With the deadline to respond just hours away, the Fresno City Council on Thursday said environmental studies of California's proposed high-speed rail system through the Valley leave too many questions unanswered.
City officials identified 11 major areas of concern for what is expected to be a five-year project beginning next year. These include the effects of construction on traffic, disruption of business and potential loss of sales and property taxes.
City officials also said completion of Veterans Boulevard, a new artery that would include an interchange with Highway 99 in northwest Fresno, is vital to maintaining traffic flow during construction.
The city's response on construction of about 15 miles of high-speed track through Fresno had to be turned in by 5 p.m. Thursday.
The council asked that the response to the California High-Speed Rail Authority include two items not identified by city staff:
- A request for a rail authority-funded ombudsman to handle the public's questions.
- Formal acknowledgment that the city considers the environmental reports inadequate.
At the request of Council Member Andreas Borgeas, the council also asked City Manager Mark Scott to send a letter to the Fresno County Board of Supervisors proposing that both bodies get together to coordinate future responses to the huge project.
The county and Mayor Ashley Swearengin support high-speed rail.
The City Council vote was 6-0. Council Member Blong Xiong was absent.
The council didn't take a position on the wisdom on high-speed rail, noting that voters already have approved the project.
Council Member Oliver Baines, whose district includes downtown and much of the route's path through town, said he supports high-speed rail. However, Baines cautioned, "there are many obstacles to overcome."
Council President Lee Brand called Thursday's special meeting so the council could take a formal stand on two draft environmental reports, one covering the route for Fresno to Bakersfield, the other from Fresno to Merced.
Brand wanted City Hall to identify its concerns in case the city must go to court to protect its interests.
The meeting began with Scott Mozier, Fresno's Public Works assistant director, delivering a shorthand version of the high-speed rail report he gave on Oct. 6. This time, though, Mozier displayed about a dozen high-altitude photographs showing step by step the project's proposed route through town from the southwest to the northwest.
Mozier estimated that more than 600 businesses could be forced to move, lose part of their property or otherwise be affected because they are so close to the construction.
Steve Geil, president of the Fresno County Economic Development Corporation, said the number of affected businesses could be as high as 1,500, and Mozier agreed.
Geil said he supports the project but wants the rail authority to resolve Fresno's concerns.
Council members urged city officials to do all they can to minimize disruption of business. Council members want the rail authority to cover all local costs from the project, including additional city staff to handle planning and permitting.

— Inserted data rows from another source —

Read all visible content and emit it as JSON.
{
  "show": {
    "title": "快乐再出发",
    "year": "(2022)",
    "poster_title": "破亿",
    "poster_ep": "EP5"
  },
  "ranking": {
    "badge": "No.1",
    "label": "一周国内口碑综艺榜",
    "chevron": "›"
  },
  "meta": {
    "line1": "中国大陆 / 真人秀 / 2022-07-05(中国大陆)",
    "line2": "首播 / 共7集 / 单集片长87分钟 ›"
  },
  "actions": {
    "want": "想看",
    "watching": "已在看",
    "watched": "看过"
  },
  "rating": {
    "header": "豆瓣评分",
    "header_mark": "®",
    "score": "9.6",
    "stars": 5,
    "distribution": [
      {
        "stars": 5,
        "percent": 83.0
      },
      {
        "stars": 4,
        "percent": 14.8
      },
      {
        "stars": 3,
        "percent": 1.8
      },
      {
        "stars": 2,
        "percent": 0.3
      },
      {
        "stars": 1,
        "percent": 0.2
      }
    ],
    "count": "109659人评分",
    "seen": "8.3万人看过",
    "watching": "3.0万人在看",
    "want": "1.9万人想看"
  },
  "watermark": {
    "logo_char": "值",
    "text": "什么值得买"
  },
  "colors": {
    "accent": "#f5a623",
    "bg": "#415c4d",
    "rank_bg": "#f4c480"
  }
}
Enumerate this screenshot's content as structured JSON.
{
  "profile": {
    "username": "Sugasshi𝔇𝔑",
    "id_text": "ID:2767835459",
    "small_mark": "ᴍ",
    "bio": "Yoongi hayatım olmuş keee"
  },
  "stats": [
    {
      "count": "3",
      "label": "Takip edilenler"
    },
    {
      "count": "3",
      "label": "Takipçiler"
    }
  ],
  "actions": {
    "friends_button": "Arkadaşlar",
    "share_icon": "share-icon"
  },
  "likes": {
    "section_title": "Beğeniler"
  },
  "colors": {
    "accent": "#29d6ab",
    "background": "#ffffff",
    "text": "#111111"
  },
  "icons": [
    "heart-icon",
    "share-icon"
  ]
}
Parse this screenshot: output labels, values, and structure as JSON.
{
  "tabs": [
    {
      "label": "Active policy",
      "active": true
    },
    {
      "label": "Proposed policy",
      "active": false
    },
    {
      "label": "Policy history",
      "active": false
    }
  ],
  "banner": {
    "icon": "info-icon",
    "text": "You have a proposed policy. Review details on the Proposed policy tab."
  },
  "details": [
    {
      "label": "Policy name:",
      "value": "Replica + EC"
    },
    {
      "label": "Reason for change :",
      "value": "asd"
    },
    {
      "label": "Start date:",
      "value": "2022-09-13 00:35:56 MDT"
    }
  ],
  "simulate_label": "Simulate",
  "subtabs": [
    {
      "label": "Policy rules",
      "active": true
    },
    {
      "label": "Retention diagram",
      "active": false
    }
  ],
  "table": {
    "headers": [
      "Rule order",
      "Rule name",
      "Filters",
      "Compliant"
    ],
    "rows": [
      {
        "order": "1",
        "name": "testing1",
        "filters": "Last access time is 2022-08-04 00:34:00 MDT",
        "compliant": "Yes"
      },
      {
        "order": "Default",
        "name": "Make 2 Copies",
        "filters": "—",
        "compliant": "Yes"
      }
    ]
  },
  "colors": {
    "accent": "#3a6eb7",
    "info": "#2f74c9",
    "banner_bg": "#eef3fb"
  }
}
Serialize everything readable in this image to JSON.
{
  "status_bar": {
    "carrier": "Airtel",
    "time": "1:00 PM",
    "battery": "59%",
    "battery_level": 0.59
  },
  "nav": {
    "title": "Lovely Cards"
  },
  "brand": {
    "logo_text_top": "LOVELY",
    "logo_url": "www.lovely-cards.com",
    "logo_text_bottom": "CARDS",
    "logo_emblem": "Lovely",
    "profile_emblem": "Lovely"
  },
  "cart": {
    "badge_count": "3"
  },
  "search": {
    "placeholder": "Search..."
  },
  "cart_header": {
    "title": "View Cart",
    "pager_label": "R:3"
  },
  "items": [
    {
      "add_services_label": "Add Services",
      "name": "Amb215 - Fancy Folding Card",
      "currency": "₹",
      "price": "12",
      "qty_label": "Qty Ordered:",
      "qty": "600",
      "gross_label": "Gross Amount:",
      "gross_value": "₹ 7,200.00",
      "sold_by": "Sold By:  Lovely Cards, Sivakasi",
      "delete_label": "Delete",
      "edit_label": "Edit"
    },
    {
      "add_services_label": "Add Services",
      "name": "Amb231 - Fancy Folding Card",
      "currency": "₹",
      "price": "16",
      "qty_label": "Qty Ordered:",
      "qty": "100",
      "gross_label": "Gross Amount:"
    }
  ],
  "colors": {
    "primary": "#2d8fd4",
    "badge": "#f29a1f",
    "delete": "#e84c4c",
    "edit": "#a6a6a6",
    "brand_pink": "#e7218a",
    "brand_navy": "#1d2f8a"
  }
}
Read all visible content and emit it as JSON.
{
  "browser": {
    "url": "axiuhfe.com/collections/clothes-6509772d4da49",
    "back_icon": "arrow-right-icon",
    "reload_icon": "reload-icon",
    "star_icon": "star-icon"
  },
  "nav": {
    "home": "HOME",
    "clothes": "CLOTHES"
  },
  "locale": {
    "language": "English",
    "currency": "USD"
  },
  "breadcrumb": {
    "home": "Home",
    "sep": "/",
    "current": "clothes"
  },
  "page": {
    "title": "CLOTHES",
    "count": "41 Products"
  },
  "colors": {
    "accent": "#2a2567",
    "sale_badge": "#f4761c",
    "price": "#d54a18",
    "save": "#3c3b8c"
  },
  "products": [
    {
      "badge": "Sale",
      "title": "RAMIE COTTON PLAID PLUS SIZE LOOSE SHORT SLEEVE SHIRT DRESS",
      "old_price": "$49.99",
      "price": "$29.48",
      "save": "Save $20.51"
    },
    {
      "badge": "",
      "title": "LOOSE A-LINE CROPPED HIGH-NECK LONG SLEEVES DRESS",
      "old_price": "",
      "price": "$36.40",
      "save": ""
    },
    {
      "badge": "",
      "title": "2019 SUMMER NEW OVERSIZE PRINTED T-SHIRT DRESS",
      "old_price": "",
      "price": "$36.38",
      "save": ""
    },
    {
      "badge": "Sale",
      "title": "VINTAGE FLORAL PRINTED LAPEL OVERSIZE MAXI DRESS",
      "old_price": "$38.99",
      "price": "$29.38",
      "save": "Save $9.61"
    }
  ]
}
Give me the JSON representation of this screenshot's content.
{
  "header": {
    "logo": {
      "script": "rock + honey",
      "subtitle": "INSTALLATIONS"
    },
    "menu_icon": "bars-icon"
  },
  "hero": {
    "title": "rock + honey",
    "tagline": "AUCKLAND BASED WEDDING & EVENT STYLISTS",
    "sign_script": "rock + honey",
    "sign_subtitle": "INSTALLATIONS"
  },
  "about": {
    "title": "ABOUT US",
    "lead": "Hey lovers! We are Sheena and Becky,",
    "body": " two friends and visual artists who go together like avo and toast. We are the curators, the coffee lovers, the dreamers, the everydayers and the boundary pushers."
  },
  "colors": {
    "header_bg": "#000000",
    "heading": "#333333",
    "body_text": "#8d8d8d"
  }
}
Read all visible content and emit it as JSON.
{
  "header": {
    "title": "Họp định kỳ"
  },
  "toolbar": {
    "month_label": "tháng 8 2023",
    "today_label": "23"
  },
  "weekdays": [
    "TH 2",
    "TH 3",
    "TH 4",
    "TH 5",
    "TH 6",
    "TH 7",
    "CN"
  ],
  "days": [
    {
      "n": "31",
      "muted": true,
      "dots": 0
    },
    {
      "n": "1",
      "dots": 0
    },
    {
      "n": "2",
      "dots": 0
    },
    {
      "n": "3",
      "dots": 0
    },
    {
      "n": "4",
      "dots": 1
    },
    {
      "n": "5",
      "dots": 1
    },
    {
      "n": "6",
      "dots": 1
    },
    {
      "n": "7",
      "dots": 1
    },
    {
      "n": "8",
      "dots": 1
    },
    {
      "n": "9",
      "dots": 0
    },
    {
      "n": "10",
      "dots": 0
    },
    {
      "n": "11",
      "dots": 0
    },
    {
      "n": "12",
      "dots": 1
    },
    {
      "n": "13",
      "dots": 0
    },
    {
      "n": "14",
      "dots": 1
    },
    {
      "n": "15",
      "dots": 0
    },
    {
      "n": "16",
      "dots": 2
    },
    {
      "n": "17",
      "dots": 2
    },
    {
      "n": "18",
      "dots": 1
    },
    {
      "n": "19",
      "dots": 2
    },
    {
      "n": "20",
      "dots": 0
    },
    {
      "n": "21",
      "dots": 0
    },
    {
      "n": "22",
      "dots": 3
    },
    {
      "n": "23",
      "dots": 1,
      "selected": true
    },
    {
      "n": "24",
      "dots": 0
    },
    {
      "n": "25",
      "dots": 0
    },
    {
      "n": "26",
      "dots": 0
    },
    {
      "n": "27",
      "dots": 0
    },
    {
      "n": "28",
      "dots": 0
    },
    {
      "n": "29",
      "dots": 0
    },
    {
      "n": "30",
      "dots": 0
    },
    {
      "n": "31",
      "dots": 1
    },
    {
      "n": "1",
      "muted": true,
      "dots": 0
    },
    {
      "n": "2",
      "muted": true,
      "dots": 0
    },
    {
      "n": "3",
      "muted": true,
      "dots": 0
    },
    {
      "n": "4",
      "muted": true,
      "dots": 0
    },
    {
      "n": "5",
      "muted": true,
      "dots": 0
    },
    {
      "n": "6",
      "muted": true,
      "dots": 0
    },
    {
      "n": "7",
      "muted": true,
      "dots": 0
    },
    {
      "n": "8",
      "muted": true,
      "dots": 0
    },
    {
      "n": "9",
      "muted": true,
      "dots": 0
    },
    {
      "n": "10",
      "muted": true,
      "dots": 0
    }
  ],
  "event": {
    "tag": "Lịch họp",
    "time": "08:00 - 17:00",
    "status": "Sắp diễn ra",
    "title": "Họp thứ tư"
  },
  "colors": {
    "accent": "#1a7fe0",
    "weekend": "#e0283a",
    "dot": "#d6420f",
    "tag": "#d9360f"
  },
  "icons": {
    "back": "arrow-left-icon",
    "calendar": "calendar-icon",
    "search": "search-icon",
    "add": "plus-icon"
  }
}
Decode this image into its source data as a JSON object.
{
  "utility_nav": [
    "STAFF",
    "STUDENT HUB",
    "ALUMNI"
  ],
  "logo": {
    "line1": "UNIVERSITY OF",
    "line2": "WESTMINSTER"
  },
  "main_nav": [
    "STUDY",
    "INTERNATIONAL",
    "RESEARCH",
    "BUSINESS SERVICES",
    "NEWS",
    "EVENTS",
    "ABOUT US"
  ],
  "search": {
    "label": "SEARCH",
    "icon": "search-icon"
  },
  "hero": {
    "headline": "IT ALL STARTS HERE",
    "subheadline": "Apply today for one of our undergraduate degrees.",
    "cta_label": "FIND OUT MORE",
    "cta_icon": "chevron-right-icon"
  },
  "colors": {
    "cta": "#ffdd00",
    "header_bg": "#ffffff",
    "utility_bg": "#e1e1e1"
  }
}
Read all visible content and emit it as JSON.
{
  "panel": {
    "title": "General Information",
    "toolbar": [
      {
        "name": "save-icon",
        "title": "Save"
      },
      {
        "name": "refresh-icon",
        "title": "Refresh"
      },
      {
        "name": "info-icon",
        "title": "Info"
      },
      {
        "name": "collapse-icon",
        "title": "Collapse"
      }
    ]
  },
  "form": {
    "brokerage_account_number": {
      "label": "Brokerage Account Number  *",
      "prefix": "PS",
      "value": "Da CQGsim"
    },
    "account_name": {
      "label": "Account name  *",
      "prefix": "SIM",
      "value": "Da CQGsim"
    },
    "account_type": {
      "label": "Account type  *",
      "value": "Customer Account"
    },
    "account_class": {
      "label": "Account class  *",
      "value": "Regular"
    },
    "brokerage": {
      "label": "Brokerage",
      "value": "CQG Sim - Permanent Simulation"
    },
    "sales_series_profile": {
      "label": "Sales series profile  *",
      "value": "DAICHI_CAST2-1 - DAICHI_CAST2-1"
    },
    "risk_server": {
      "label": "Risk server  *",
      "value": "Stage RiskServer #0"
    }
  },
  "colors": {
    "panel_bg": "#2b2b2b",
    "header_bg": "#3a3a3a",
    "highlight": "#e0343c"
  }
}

Baines and Council Member Sal Quintero said the rail authority should try to hire locally and award contracts to local businesses.